I remember lying on my back in the fields on clear nights as a youth. The Milky way spreading out. Or nights camping in the desert where a series of wakings gets knitted together in my memory and the universe moves, wheeling above me. This is a grand feeling, expansive and free.
The focus can turn, looking from the immensity down to me. Not so grand now. Tiny and insignificant, I flinch, move my mind away grab some mundane.
I had a late afternoon walk around the moot by the Slack’s trig point.
Heavy low cloud and a bit of a breeze.
Autumn is underway, rosehips and hawthorn red.
Blackberries starting to ripening.
Rosebay willowherb and thistles in seed.
The bracken and ferns rusting.
A couple of ravens, one jinxing nicely. I put up a Â brace of grouse and heard one go-back-ing. A glimpse of a peregrine.
The rain stayed off and as usual I am delighted, just 15 minutes drive from home in Glasgow.
Yesterday’s tweet from @livedtime, the daily stillness lead to a great video:The innovation of loneliness http://t.co/s1WAfX4fFV
A beautiful video. Of course I recognise lots of these negative factors from my own online life. But I also get some real connections.

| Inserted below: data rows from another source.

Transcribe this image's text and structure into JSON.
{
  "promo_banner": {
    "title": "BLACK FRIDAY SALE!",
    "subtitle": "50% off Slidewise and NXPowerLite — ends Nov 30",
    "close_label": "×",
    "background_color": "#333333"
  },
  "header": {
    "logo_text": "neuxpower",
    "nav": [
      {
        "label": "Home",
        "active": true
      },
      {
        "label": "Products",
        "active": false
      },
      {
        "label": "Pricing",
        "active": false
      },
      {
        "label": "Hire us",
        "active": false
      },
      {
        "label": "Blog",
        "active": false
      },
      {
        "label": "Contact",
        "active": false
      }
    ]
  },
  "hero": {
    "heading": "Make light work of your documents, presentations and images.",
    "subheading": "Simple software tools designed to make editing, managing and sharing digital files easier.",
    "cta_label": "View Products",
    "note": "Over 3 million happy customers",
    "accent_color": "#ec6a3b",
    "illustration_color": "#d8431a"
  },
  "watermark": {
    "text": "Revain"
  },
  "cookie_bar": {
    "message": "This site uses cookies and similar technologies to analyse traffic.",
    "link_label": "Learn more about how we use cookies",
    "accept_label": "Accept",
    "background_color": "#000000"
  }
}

Thee are made possible by being able to hook up with people who share interests that are not local.
When I started using computers I found a series of interests, professional and personal that were not common locally By being online I could find pals to discus these things.

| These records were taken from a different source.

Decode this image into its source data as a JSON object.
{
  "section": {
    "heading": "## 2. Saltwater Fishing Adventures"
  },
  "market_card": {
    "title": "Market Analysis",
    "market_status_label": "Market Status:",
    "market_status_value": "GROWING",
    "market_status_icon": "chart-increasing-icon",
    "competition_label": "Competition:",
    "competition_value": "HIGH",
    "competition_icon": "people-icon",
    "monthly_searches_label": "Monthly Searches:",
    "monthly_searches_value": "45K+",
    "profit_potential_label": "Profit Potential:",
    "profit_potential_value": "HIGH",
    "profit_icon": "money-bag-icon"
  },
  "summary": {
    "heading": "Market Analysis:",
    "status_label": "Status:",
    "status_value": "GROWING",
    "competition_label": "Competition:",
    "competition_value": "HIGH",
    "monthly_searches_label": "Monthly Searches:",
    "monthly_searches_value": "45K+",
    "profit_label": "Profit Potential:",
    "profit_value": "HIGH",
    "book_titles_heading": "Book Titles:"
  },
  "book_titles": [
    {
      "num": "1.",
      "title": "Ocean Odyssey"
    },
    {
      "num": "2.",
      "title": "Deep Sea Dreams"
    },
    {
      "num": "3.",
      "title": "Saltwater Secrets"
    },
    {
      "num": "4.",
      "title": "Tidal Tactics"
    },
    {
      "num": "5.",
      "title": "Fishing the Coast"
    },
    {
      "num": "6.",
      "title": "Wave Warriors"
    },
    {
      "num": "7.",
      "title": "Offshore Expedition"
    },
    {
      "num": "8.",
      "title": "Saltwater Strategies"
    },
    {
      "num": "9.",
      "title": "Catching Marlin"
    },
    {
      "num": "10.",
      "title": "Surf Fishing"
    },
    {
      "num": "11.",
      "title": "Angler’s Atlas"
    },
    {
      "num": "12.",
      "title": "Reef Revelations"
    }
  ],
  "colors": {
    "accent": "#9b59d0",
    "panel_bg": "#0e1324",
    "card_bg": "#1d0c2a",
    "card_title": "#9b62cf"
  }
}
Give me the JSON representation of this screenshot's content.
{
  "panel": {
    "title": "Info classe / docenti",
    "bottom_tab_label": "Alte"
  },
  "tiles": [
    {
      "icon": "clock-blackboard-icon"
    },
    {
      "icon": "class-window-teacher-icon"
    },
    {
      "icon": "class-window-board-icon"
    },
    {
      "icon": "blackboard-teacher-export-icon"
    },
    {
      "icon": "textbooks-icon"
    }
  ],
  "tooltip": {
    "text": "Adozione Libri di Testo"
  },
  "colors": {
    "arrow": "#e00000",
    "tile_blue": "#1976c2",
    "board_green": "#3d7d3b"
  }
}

A lot of things I ‘share’ online are probably not of a great interest to the majority of my, say, twitter followers, but they sometimes do find a target.
The other thing about lonlieness or being alone is that is is sometimes nice:

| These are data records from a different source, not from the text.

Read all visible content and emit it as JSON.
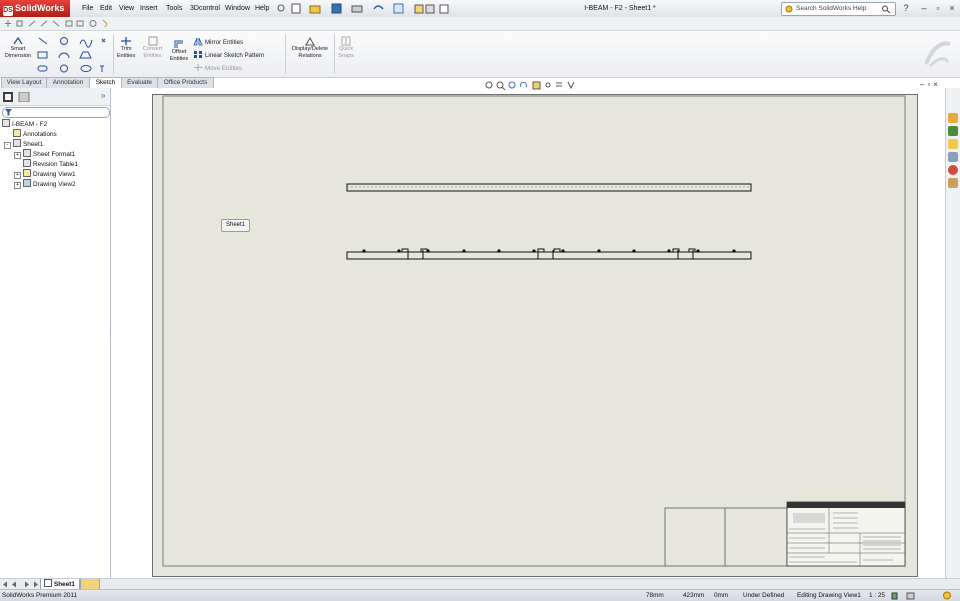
{
  "app": {
    "brand": "SolidWorks",
    "document_title": "I-BEAM - F2 - Sheet1 *",
    "search_placeholder": "Search SolidWorks Help",
    "help_symbol": "?",
    "accent_color": "#b11d18"
  },
  "menu": [
    "File",
    "Edit",
    "View",
    "Insert",
    "Tools",
    "3Dcontrol",
    "Window",
    "Help"
  ],
  "ribbon": {
    "smart_dimension": [
      "Smart",
      "Dimension"
    ],
    "trim_entities": [
      "Trim",
      "Entities"
    ],
    "convert_entities": [
      "Convert",
      "Entities"
    ],
    "offset_entities": [
      "Offset",
      "Entities"
    ],
    "mirror_entities": "Mirror Entities",
    "linear_sketch_pattern": "Linear Sketch Pattern",
    "move_entities": "Move Entities",
    "display_delete_relations": [
      "Display/Delete",
      "Relations"
    ],
    "quick_snaps": [
      "Quick",
      "Snaps"
    ]
  },
  "tabs": [
    {
      "label": "View Layout",
      "active": false
    },
    {
      "label": "Annotation",
      "active": false
    },
    {
      "label": "Sketch",
      "active": true
    },
    {
      "label": "Evaluate",
      "active": false
    },
    {
      "label": "Office Products",
      "active": false
    }
  ],
  "feature_tree": {
    "root": "I-BEAM - F2",
    "items": [
      {
        "label": "Annotations",
        "level": 1,
        "icon": "annotations-icon"
      },
      {
        "label": "Sheet1",
        "level": 1,
        "icon": "sheet-icon"
      },
      {
        "label": "Sheet Format1",
        "level": 2,
        "icon": "sheet-format-icon"
      },
      {
        "label": "Revision Table1",
        "level": 2,
        "icon": "revision-table-icon"
      },
      {
        "label": "Drawing View1",
        "level": 2,
        "icon": "drawing-view-icon"
      },
      {
        "label": "Drawing View2",
        "level": 2,
        "icon": "drawing-view-icon"
      }
    ]
  },
  "drawing": {
    "sheet_label": "Sheet1"
  },
  "sheet_tabs": {
    "active": "Sheet1"
  },
  "status_bar": {
    "product": "SolidWorks Premium 2011",
    "x": "78mm",
    "y": "423mm",
    "z": "0mm",
    "definition": "Under Defined",
    "mode": "Editing Drawing View1",
    "scale": "1 : 25"
  }
}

An Alphabet of IndieWeb Building Blocks: Article to Z – Tantek http:/
In this podcast @DaveWiner has a lovely description of what podcasting is to him.